Hens and pens. Not much action on a very quiet day. The main highlight a hens’ party in pretty pink. And also, the lady in the hat ahead of me in the race book queue bought a pen as well as a book. Four dollars. That’s $4! Why would anyone go to the races without a pen? Even the most casual of social racegoers would always need to put a line through the scratchings. I take three: my current favourite, a Bic Pro+, a back-up for the Bic, and a back-up for the back-up.

Two placed horses and two relaxed females: Clover Lane in the fillies and Choose in the mares. When I got home I counted all the biros in my desk drawer. Fifty-one. That’s $204! If the pen burn out rate is one every two months I should still have enough for the next eight or nine years!




Australia Day

January 26th, 2015

It’s out in the sticks, but I like Sandown. Every horse gets a chance. A cold wind and a small crowd, but they are out in force to cast an eye over the babies, the two-year-olds. Burnstone comes from last to first to street them in the colts and geldings. A windsucker apparently, which means I’m unlikely to ever back him. In the fillies I like both Godolphin horses, but pull the wrong rein and back Promenades instead of Pursuits. The horse is used up early and fades. I redeem myself on the mares with Pat Carey’s Elle Excite which drops out last but comes home hard to win. It was $2.30 the place when I placed the bet at one minute to go, but returned $1.90. Some plunge! But I leave the track in a good mood, proud to be an Australian. How I love those jockey silks!

Home and I hear the terrible news about Sir Prince Philip. Abbott, what a brown-noser! I bet he’s a windsucker! I’m embarrassed to be an Australian!




Sandown Lakeside

January 14th, 2015

The media doesn’t usually pay much attention to a minor mid-weeker out at Sandown. But the TV news and press were out in force today. Punters were wandering around in shock, even disbelief, about the investigation into Pete, Kav, and Danny over elevated cobalt chloride levels in some of their horses. Pete looked a bit stressed and was back on the smokes. I would be too if I had long lenses looking at me!

Erythropoiesis. Now there’s a good word. Cobalt chloride stimulates erythropoiesis, or the production of erythrocytes, or red blood cells.

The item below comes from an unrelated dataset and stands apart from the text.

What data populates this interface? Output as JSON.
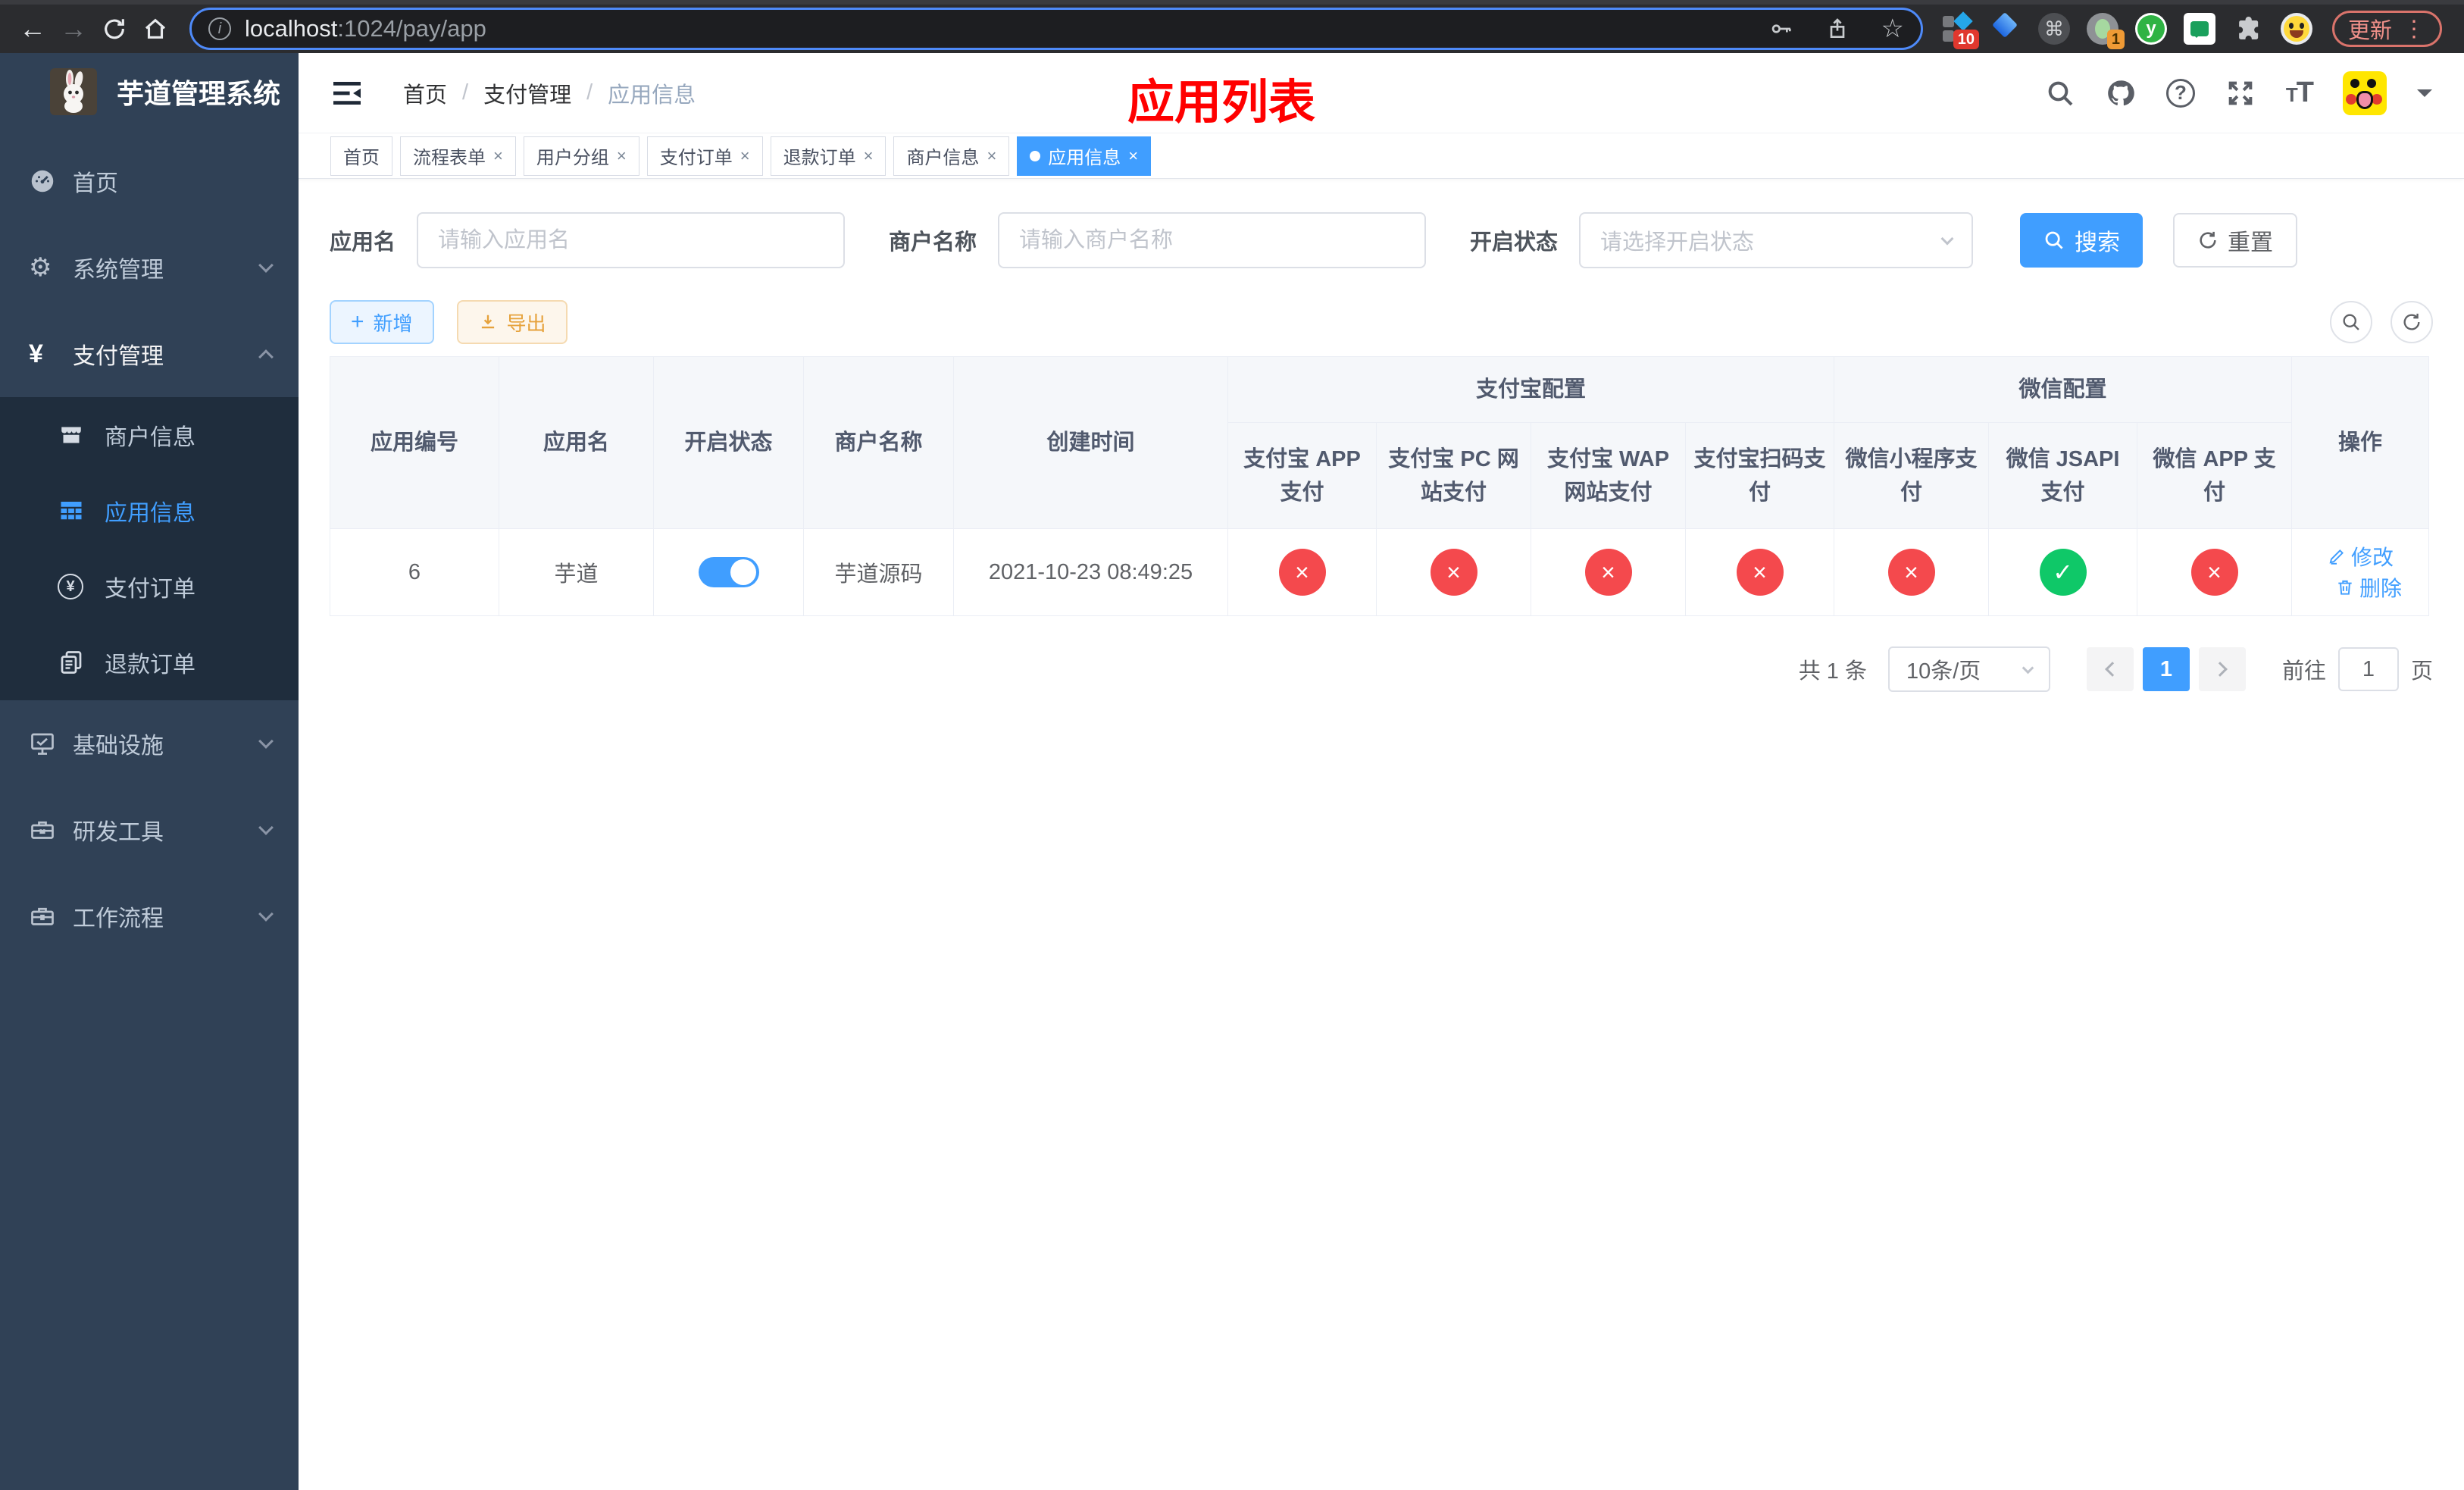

Red blood cells carry oxygen. More oxygen means less lactic acid, more endurance, less fatigue.

This story has a long way to go. I feel tired already.